The Bad Day - Devil's Lullaby

This lot have been around for a while, but they appear to have truncated their name (there used to be a 'Blues Band' bit at the end, unless we're very much mistaken) and Hey! Presto! this is much more lively than some of the stuff we've heard before. Devil's Lullaby is a driving piece of heartland rock of the type that's just sent Scarlet Rebels soaring into the Top 10, and it comes from the Bad Day's upcoming concept album, which, they say, "tells the tale of a tragic love story set against the backdrop of a strange and ever changing society." Sounds like fun.


Tiger Island - Spike Heals
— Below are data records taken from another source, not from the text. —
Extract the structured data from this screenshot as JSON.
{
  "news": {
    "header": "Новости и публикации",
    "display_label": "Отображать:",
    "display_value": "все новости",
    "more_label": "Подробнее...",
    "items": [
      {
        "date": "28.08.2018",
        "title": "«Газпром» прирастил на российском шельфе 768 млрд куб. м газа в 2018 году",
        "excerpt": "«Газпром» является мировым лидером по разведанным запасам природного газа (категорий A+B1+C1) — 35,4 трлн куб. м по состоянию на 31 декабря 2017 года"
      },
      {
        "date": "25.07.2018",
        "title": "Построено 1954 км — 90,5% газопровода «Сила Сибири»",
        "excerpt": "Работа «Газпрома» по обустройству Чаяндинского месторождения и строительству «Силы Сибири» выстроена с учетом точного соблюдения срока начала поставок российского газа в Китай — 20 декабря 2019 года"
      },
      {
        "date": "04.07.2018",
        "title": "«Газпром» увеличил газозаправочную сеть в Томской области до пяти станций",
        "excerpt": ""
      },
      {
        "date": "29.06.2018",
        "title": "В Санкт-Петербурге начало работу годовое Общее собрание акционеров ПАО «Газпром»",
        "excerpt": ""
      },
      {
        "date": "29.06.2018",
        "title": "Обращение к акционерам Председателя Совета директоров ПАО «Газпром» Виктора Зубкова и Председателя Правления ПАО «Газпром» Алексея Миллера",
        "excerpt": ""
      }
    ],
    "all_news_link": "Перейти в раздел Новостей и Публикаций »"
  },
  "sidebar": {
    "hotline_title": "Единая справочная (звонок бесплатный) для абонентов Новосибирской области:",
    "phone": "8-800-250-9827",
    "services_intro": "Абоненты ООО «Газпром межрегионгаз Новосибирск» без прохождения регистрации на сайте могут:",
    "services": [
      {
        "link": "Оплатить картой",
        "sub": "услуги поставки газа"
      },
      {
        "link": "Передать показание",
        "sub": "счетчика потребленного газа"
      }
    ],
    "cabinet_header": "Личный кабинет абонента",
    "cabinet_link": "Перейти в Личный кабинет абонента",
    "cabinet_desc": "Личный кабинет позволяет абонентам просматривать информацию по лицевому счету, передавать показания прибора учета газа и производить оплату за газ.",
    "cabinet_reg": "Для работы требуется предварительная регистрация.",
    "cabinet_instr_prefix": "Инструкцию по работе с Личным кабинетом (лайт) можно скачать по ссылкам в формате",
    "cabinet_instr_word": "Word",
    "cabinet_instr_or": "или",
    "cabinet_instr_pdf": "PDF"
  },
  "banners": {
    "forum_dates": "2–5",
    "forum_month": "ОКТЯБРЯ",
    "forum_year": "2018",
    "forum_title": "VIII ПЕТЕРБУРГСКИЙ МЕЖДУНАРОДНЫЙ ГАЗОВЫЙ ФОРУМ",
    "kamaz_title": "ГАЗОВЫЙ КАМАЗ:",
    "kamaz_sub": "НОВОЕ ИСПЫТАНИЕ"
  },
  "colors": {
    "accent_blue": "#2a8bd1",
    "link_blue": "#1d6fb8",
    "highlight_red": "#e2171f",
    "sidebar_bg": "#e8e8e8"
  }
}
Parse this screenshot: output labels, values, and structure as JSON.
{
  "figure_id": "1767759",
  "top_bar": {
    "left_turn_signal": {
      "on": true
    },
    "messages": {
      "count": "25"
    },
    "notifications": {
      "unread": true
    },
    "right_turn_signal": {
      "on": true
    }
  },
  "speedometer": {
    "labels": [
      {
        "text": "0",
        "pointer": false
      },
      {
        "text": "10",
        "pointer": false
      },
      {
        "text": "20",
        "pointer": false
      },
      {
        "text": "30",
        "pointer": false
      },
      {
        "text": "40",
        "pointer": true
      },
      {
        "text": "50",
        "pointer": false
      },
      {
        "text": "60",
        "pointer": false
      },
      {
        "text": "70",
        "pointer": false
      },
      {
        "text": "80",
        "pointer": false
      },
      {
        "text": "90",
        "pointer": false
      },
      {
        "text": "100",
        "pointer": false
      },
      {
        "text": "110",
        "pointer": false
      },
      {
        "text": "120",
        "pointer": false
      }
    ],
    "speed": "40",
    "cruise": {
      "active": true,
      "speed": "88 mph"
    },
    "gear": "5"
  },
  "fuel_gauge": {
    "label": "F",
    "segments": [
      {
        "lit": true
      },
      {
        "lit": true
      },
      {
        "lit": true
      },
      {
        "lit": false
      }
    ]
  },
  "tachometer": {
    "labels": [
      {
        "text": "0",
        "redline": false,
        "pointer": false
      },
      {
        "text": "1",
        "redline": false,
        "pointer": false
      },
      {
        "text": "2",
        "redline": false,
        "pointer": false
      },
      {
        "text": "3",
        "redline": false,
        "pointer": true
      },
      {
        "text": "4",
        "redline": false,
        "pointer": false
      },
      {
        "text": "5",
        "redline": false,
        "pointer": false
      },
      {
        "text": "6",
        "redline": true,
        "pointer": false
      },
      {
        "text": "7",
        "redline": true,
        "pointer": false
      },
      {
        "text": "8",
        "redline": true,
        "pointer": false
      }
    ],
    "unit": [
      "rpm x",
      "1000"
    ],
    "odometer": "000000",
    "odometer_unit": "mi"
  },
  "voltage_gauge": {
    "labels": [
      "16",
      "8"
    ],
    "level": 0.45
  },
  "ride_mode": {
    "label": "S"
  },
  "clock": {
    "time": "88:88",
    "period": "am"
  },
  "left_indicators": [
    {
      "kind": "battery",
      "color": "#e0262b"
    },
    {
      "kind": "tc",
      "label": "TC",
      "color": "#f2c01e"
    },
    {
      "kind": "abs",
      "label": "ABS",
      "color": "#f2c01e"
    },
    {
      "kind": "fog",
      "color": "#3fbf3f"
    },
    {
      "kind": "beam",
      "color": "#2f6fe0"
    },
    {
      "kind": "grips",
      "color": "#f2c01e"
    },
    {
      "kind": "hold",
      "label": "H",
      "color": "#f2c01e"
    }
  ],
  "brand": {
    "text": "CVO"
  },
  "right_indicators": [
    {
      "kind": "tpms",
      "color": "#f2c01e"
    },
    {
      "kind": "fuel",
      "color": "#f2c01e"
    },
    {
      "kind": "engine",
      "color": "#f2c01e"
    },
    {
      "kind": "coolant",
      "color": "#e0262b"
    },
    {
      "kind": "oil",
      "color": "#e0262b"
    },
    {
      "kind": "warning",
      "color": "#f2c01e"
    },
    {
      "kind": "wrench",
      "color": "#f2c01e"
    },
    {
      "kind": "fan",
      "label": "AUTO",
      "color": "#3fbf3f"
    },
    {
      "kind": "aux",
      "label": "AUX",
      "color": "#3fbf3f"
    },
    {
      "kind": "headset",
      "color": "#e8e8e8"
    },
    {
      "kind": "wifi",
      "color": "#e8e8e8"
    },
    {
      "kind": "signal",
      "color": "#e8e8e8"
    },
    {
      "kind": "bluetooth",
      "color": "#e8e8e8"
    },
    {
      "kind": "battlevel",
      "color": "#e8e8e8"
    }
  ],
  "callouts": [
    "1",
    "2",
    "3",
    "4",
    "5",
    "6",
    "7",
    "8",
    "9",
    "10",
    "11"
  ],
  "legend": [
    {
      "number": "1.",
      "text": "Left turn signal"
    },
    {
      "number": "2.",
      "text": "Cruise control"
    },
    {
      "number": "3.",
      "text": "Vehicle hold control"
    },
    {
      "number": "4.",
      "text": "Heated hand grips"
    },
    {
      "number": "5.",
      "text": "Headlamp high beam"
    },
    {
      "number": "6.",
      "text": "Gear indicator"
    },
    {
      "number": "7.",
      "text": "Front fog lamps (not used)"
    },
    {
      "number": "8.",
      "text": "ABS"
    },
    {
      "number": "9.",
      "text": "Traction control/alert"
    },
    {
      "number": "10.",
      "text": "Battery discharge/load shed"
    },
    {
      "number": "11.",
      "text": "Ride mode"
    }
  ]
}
Leeds-based Tiger Island describe themselves "rock'n'roll thrill seekers", and we're not going to argue, for debut single Spike Heels is most definitely rock'n'roll. Pitched somewhere near the centre of a L7/Muffs/Detroit Cobras Venn diagram, it's scrappy, it's sassy, it's more fun than an entire semester spent at clown college, and it includes a guitar solo that's almost hilarious in its stunning simplicity. Literally good.   


Acid Row - No Church On Sunday

YouTube's algorithm pointed us in the direction of this bad boy, and we're sure glad it did, for the epic No Church On Sunday is a giant of a song, with a riff that comes atcha like a monster truck through a rabbit hutch. Czech trio Acid Row describe themselves as "stoner rock with tendencies and attitude of punk, echoes of doom metal, elements of psychedelic rock, poignant noise rock or 90s grunge," and they've been conjuring up the darkest of forces for a decade. All this augers well for upcoming album Afterglow. 

Polly is Features Editor at Classic Rock magazine, where she commissions regular pieces and longer reads (including new band coverage) and writes a few things. She also writes for Louder, Prog and Metal Hammer, and talks about songs on the 20 Minute Club podcast. In her spare time she writes fiction and cooks.

With contributions from